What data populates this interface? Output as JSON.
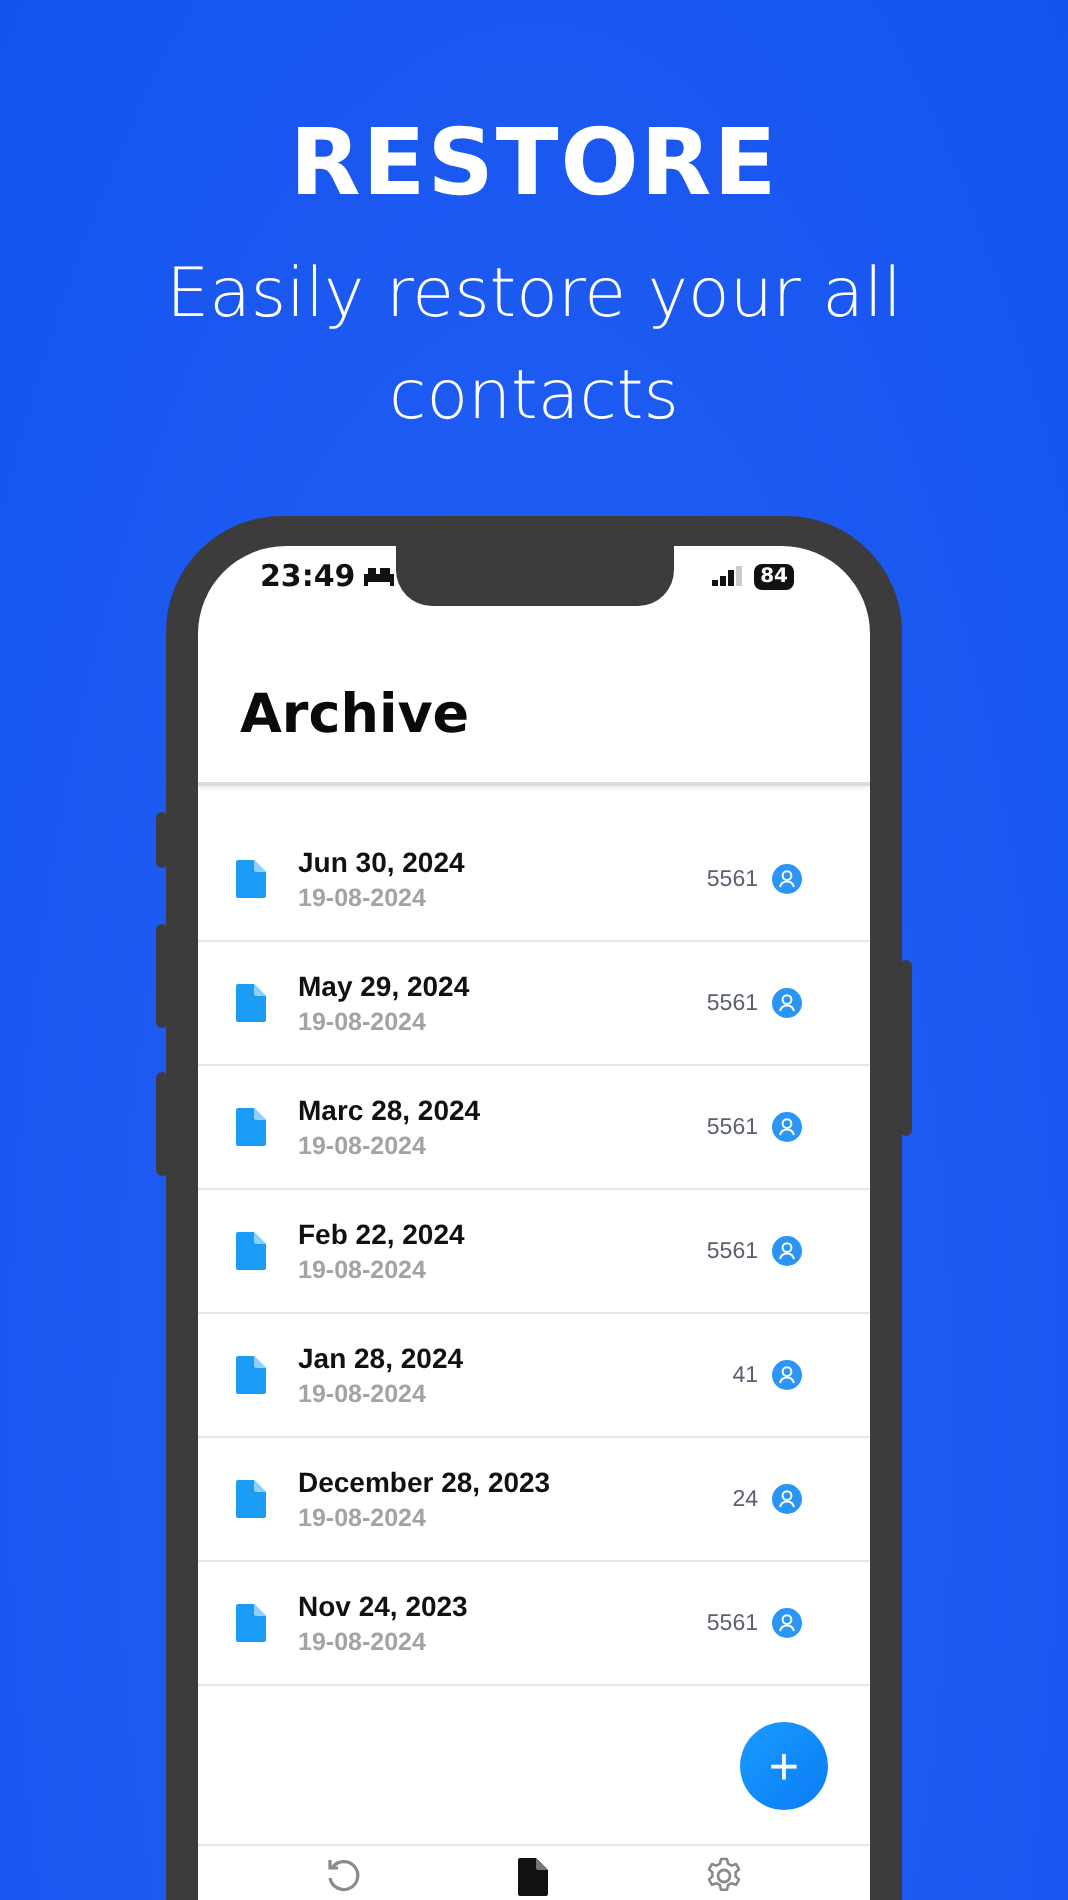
{
  "promo": {
    "title": "RESTORE",
    "subtitle": "Easily restore your all contacts"
  },
  "status_bar": {
    "time": "23:49",
    "battery": "84"
  },
  "screen_title": "Archive",
  "archives": [
    {
      "name": "Jun 30, 2024",
      "date": "19-08-2024",
      "count": "5561"
    },
    {
      "name": "May 29, 2024",
      "date": "19-08-2024",
      "count": "5561"
    },
    {
      "name": "Marc 28, 2024",
      "date": "19-08-2024",
      "count": "5561"
    },
    {
      "name": "Feb 22, 2024",
      "date": "19-08-2024",
      "count": "5561"
    },
    {
      "name": "Jan 28, 2024",
      "date": "19-08-2024",
      "count": "41"
    },
    {
      "name": "December 28, 2023",
      "date": "19-08-2024",
      "count": "24"
    },
    {
      "name": "Nov 24, 2023",
      "date": "19-08-2024",
      "count": "5561"
    }
  ],
  "fab": "+",
  "tabs": [
    {
      "kind": "restore",
      "selected": false
    },
    {
      "kind": "archive",
      "selected": true
    },
    {
      "kind": "settings",
      "selected": false
    }
  ]
}
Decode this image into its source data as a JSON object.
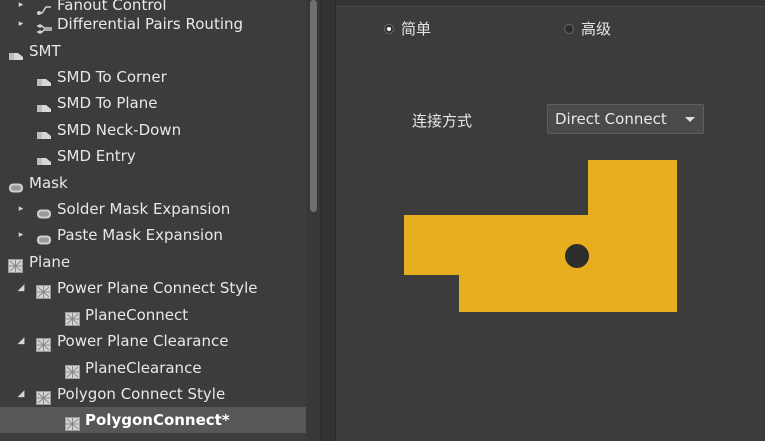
{
  "colors": {
    "panel_bg": "#3c3c3c",
    "selection_bg": "#575757",
    "pad_fill": "#e7ae20",
    "via_hole": "#2d2d2d"
  },
  "tree": {
    "items": [
      {
        "label": "Fanout Control",
        "icon": "route-icon",
        "expander": "collapsed"
      },
      {
        "label": "Differential Pairs Routing",
        "icon": "diff-pair-icon",
        "expander": "collapsed"
      },
      {
        "label": "SMT",
        "icon": "smt-icon",
        "expander": "none"
      },
      {
        "label": "SMD To Corner",
        "icon": "smt-icon",
        "expander": "none"
      },
      {
        "label": "SMD To Plane",
        "icon": "smt-icon",
        "expander": "none"
      },
      {
        "label": "SMD Neck-Down",
        "icon": "smt-icon",
        "expander": "none"
      },
      {
        "label": "SMD Entry",
        "icon": "smt-icon",
        "expander": "none"
      },
      {
        "label": "Mask",
        "icon": "mask-icon",
        "expander": "none"
      },
      {
        "label": "Solder Mask Expansion",
        "icon": "mask-icon",
        "expander": "collapsed"
      },
      {
        "label": "Paste Mask Expansion",
        "icon": "mask-icon",
        "expander": "collapsed"
      },
      {
        "label": "Plane",
        "icon": "plane-icon",
        "expander": "none"
      },
      {
        "label": "Power Plane Connect Style",
        "icon": "plane-icon",
        "expander": "expanded"
      },
      {
        "label": "PlaneConnect",
        "icon": "plane-icon",
        "expander": "none"
      },
      {
        "label": "Power Plane Clearance",
        "icon": "plane-icon",
        "expander": "expanded"
      },
      {
        "label": "PlaneClearance",
        "icon": "plane-icon",
        "expander": "none"
      },
      {
        "label": "Polygon Connect Style",
        "icon": "plane-icon",
        "expander": "expanded"
      },
      {
        "label": "PolygonConnect*",
        "icon": "plane-icon",
        "expander": "none",
        "selected": true
      }
    ]
  },
  "mode": {
    "simple_label": "简单",
    "advanced_label": "高级",
    "selected": "simple"
  },
  "connect": {
    "label": "连接方式",
    "value": "Direct Connect"
  }
}
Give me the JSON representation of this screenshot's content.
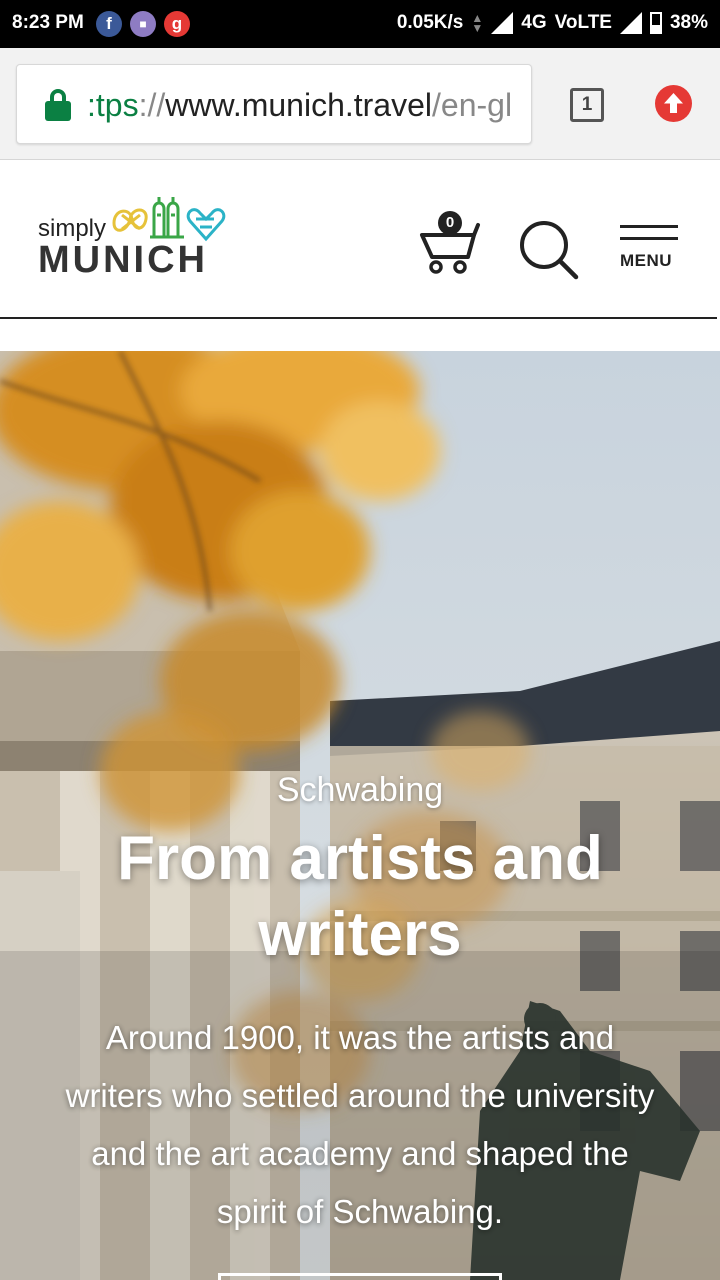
{
  "status_bar": {
    "time": "8:23 PM",
    "notifications": [
      {
        "icon": "facebook-icon",
        "glyph": "f",
        "color": "#3b5998"
      },
      {
        "icon": "messenger-app-icon",
        "glyph": "■",
        "color": "#8e7cc3"
      },
      {
        "icon": "g-app-icon",
        "glyph": "g",
        "color": "#e53935"
      }
    ],
    "net_speed": "0.05K/s",
    "network": "4G",
    "volte": "VoLTE",
    "battery": "38%"
  },
  "browser": {
    "url_proto": ":tps",
    "url_sep": "://",
    "url_host": "www.munich.travel",
    "url_path": "/en-gl",
    "tab_count": "1",
    "secure_color": "#0b8043",
    "update_color": "#e53935"
  },
  "site_header": {
    "logo_small": "simply",
    "logo_large": "MUNICH",
    "cart_count": "0",
    "menu_label": "MENU"
  },
  "hero": {
    "kicker": "Schwabing",
    "title": "From artists and writers",
    "body": "Around 1900, it was the artists and writers who settled around the university and the art academy and shaped the spirit of Schwabing."
  }
}
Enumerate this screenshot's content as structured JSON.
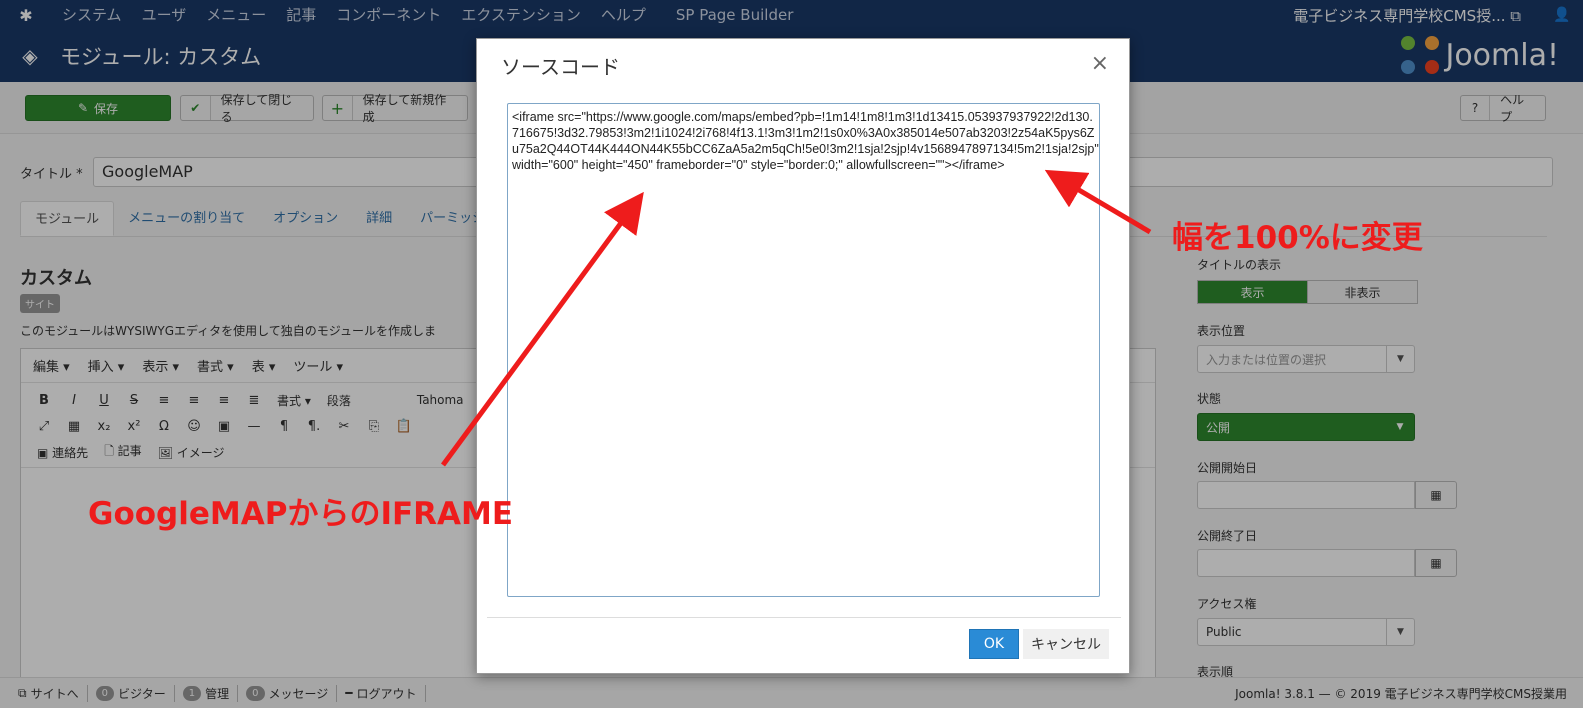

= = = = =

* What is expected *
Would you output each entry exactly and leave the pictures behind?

* Reply to the task *
What data populates this interface? Output as JSON.
{
  "promo": {
    "title": "RESTORE",
    "subtitle": "Easily restore your all contacts"
  },
  "status_bar": {
    "time": "23:49",
    "battery": "84"
  },
  "screen_title": "Archive",
  "archives": [
    {
      "name": "Jun 30, 2024",
      "date": "19-08-2024",
      "count": "5561"
    },
    {
      "name": "May 29, 2024",
      "date": "19-08-2024",
      "count": "5561"
    },
    {
      "name": "Marc 28, 2024",
      "date": "19-08-2024",
      "count": "5561"
    },
    {
      "name": "Feb 22, 2024",
      "date": "19-08-2024",
      "count": "5561"
    },
    {
      "name": "Jan 28, 2024",
      "date": "19-08-2024",
      "count": "41"
    },
    {
      "name": "December 28, 2023",
      "date": "19-08-2024",
      "count": "24"
    },
    {
      "name": "Nov 24, 2023",
      "date": "19-08-2024",
      "count": "5561"
    }
  ],
  "fab": "+",
  "tabs": [
    {
      "kind": "restore",
      "selected": false
    },
    {
      "kind": "archive",
      "selected": true
    },
    {
      "kind": "settings",
      "selected": false
    }
  ]
}
Decode this image into its source data as a JSON object.
{
  "colors": {
    "panel_bg": "#3c3c3c",
    "selection_bg": "#575757",
    "pad_fill": "#e7ae20",
    "via_hole": "#2d2d2d"
  },
  "tree": {
    "items": [
      {
        "label": "Fanout Control",
        "icon": "route-icon",
        "expander": "collapsed"
      },
      {
        "label": "Differential Pairs Routing",
        "icon": "diff-pair-icon",
        "expander": "collapsed"
      },
      {
        "label": "SMT",
        "icon": "smt-icon",
        "expander": "none"
      },
      {
        "label": "SMD To Corner",
        "icon": "smt-icon",
        "expander": "none"
      },
      {
        "label": "SMD To Plane",
        "icon": "smt-icon",
        "expander": "none"
      },
      {
        "label": "SMD Neck-Down",
        "icon": "smt-icon",
        "expander": "none"
      },
      {
        "label": "SMD Entry",
        "icon": "smt-icon",
        "expander": "none"
      },
      {
        "label": "Mask",
        "icon": "mask-icon",
        "expander": "none"
      },
      {
        "label": "Solder Mask Expansion",
        "icon": "mask-icon",
        "expander": "collapsed"
      },
      {
        "label": "Paste Mask Expansion",
        "icon": "mask-icon",
        "expander": "collapsed"
      },
      {
        "label": "Plane",
        "icon": "plane-icon",
        "expander": "none"
      },
      {
        "label": "Power Plane Connect Style",
        "icon": "plane-icon",
        "expander": "expanded"
      },
      {
        "label": "PlaneConnect",
        "icon": "plane-icon",
        "expander": "none"
      },
      {
        "label": "Power Plane Clearance",
        "icon": "plane-icon",
        "expander": "expanded"
      },
      {
        "label": "PlaneClearance",
        "icon": "plane-icon",
        "expander": "none"
      },
      {
        "label": "Polygon Connect Style",
        "icon": "plane-icon",
        "expander": "expanded"
      },
      {
        "label": "PolygonConnect*",
        "icon": "plane-icon",
        "expander": "none",
        "selected": true
      }
    ]
  },
  "mode": {
    "simple_label": "简单",
    "advanced_label": "高级",
    "selected": "simple"
  },
  "connect": {
    "label": "连接方式",
    "value": "Direct Connect"
  }
}
Give me the JSON representation of this screenshot's content.
{
  "status_bar": {
    "time": "8:23 PM",
    "notifications": [
      {
        "icon": "facebook-icon",
        "glyph": "f",
        "color": "#3b5998"
      },
      {
        "icon": "messenger-app-icon",
        "glyph": "■",
        "color": "#8e7cc3"
      },
      {
        "icon": "g-app-icon",
        "glyph": "g",
        "color": "#e53935"
      }
    ],
    "net_speed": "0.05K/s",
    "network": "4G",
    "volte": "VoLTE",
    "battery": "38%"
  },
  "browser": {
    "url_proto": ":tps",
    "url_sep": "://",
    "url_host": "www.munich.travel",
    "url_path": "/en-gl",
    "tab_count": "1",
    "secure_color": "#0b8043",
    "update_color": "#e53935"
  },
  "site_header": {
    "logo_small": "simply",
    "logo_large": "MUNICH",
    "cart_count": "0",
    "menu_label": "MENU"
  },
  "hero": {
    "kicker": "Schwabing",
    "title": "From artists and writers",
    "body": "Around 1900, it was the artists and writers who settled around the university and the art academy and shaped the spirit of Schwabing."
  }
}
Enumerate this screenshot's content as structured JSON.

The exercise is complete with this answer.